Antibiotics, NSAIDS, topicals, steroids, poultices, hormones, tonics, astringents, and liniments are all used to treat infection, inflammation, soreness, swelling, whatever the trainer finds when examining the greyhound for injury. To not treat discovered injury would be negligent and could lead to a more serious condition. Treatment is for as short a duration as possible. Since greyhounds are to race "drug free", withholding guidelines, the time necessary for a drug to be removed from the body plus a safety time factored in, are published for legitimate medications. Veterinarians and trainers use these post treatment to ensure no residue remains when the dog is again ready to race. Over the last several years, positive urine samples for drugs in the U.S. have been close to 0.1%( Care of the Racing and Retired Greyhound, American Greyhound Council, First Edition, 2007, p. 429). Each state's Racing Commission authorizes the track veterinarian to collect urine from race winners, and others at his/her choosing. Tests are performed by certified racing chemists in approved laboratories. "Drug free" racing is enforced.
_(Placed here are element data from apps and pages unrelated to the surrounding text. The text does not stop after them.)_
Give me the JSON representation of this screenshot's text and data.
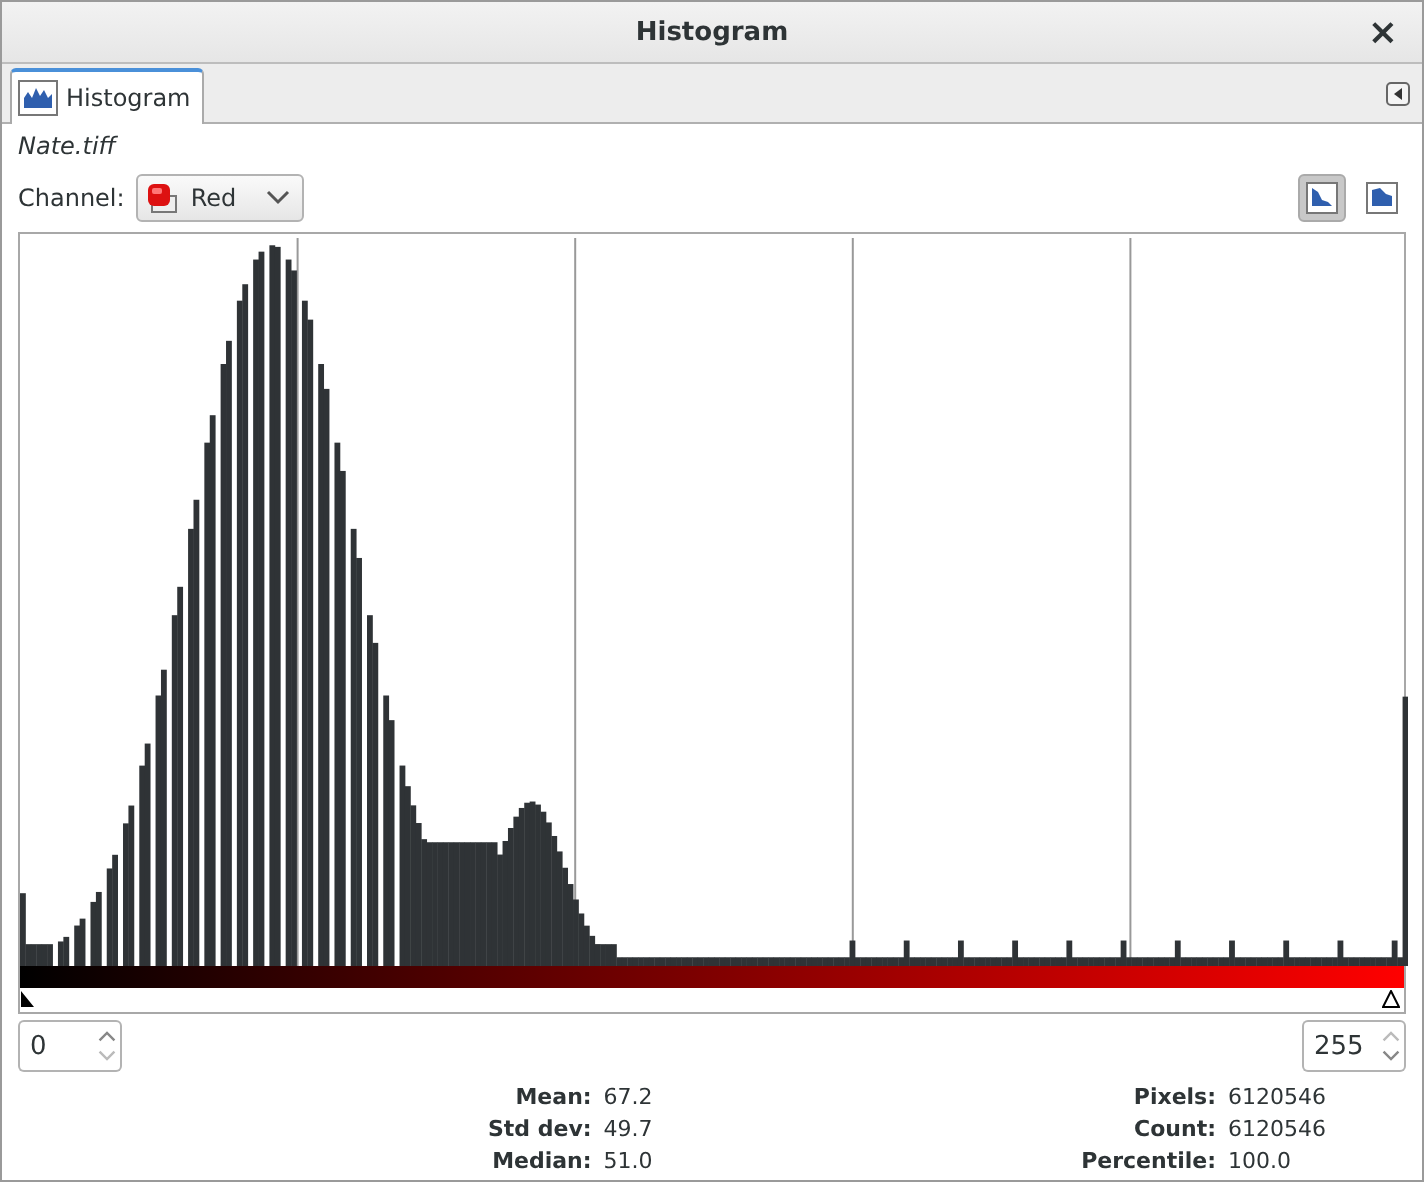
{
  "window": {
    "title": "Histogram",
    "close": "×"
  },
  "tabs": [
    {
      "label": "Histogram",
      "selected": true
    }
  ],
  "image_name": "Nate.tiff",
  "channel": {
    "label": "Channel:",
    "value": "Red"
  },
  "view_modes": [
    {
      "kind": "linear",
      "selected": true
    },
    {
      "kind": "log",
      "selected": false
    }
  ],
  "range": {
    "low": "0",
    "high": "255"
  },
  "stats_left": [
    {
      "label": "Mean:",
      "value": "67.2"
    },
    {
      "label": "Std dev:",
      "value": "49.7"
    },
    {
      "label": "Median:",
      "value": "51.0"
    }
  ],
  "stats_right": [
    {
      "label": "Pixels:",
      "value": "6120546"
    },
    {
      "label": "Count:",
      "value": "6120546"
    },
    {
      "label": "Percentile:",
      "value": "100.0"
    }
  ]
}
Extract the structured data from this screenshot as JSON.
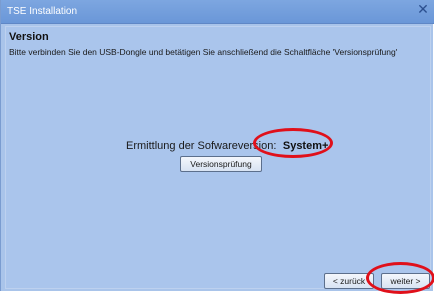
{
  "window": {
    "title": "TSE Installation",
    "close_icon": "close-icon"
  },
  "page": {
    "heading": "Version",
    "instruction": "Bitte verbinden Sie den USB-Dongle und betätigen Sie anschließend die Schaltfläche 'Versionsprüfung'"
  },
  "version": {
    "label": "Ermittlung der Sofwareversion:",
    "value": "System+"
  },
  "buttons": {
    "check_label": "Versionsprüfung",
    "back_label": "< zurück",
    "next_label": "weiter >"
  },
  "colors": {
    "highlight": "#e0101a",
    "panel_background": "#aac5ec",
    "titlebar": "#7da6e0"
  }
}
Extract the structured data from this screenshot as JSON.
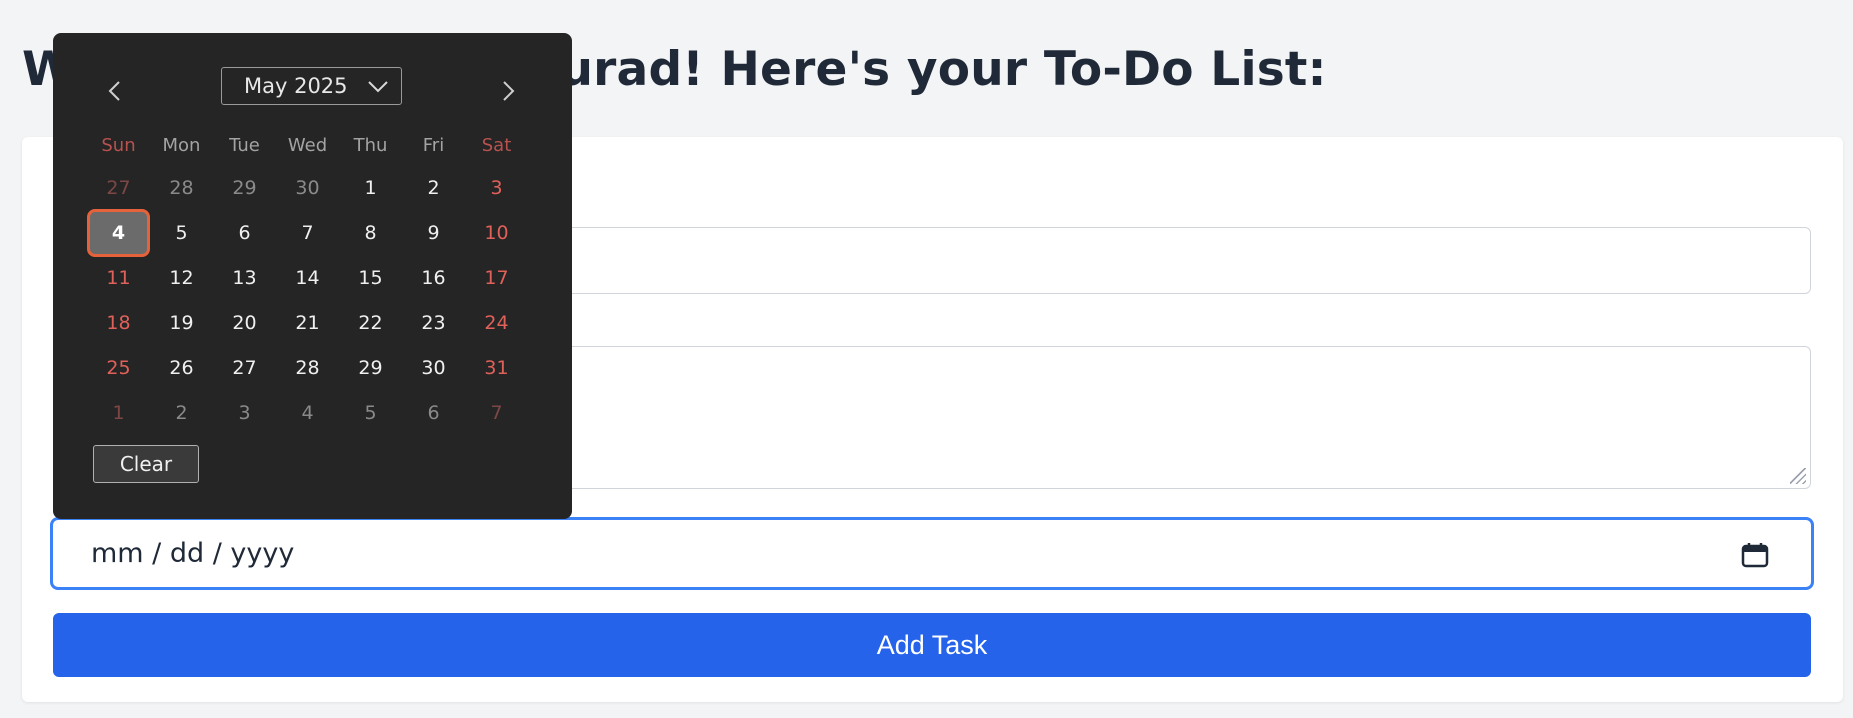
{
  "heading": {
    "text": "Welcome, ahmedmourad! Here's your To-Do List:"
  },
  "form": {
    "title_value": "",
    "description_value": "",
    "date_placeholder": "mm / dd / yyyy",
    "add_task_label": "Add Task"
  },
  "datepicker": {
    "month_label": "May 2025",
    "weekdays": [
      "Sun",
      "Mon",
      "Tue",
      "Wed",
      "Thu",
      "Fri",
      "Sat"
    ],
    "weeks": [
      [
        "27",
        "28",
        "29",
        "30",
        "1",
        "2",
        "3"
      ],
      [
        "4",
        "5",
        "6",
        "7",
        "8",
        "9",
        "10"
      ],
      [
        "11",
        "12",
        "13",
        "14",
        "15",
        "16",
        "17"
      ],
      [
        "18",
        "19",
        "20",
        "21",
        "22",
        "23",
        "24"
      ],
      [
        "25",
        "26",
        "27",
        "28",
        "29",
        "30",
        "31"
      ],
      [
        "1",
        "2",
        "3",
        "4",
        "5",
        "6",
        "7"
      ]
    ],
    "selected_day": "4",
    "clear_label": "Clear"
  },
  "icons": {
    "prev": "chevron-left-icon",
    "next": "chevron-right-icon",
    "month_dropdown": "chevron-down-icon",
    "calendar": "calendar-icon"
  },
  "colors": {
    "accent": "#2563eb",
    "focus_border": "#3b82f6",
    "weekend": "#e0605a",
    "selected_ring": "#e5623a",
    "picker_bg": "#252525"
  }
}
The only exception is the accepted use of methyl testosterone to inhibit the "heat cycle" in females training and racing. This is for both economic and safety reasons. It can be given simply by pill orally, usually twice/week, or by injection, if allowed by the state's Racing Commission. Breeders conscientiously breed the best to the best, so females show their heart and speed racing alongside the males. The choice of dam is economically just as important as a sire.

The first safety issue is for the females. Racing condition cannot be maintained when the female is in "heat" or estrus. Her body goes into pre-pregnancy mode and muscles relax. Then, if not bred, she may produce milk, another state in which her body conditon cannot compete. If allowed to cycle, a female could easily lose 2-3 months racing time as her body slowly gets worked back to race condition. This would be a major economic impact for each female racing.

The second safety issue is for the males. Undue stress and likelihood of fights would result from being attracted to females in "heat". Decreasing stress is a goal in the kennel, not increasing it. The use of testosterone in females is a practical and economic solution for the welfare of male and female racing greyhounds.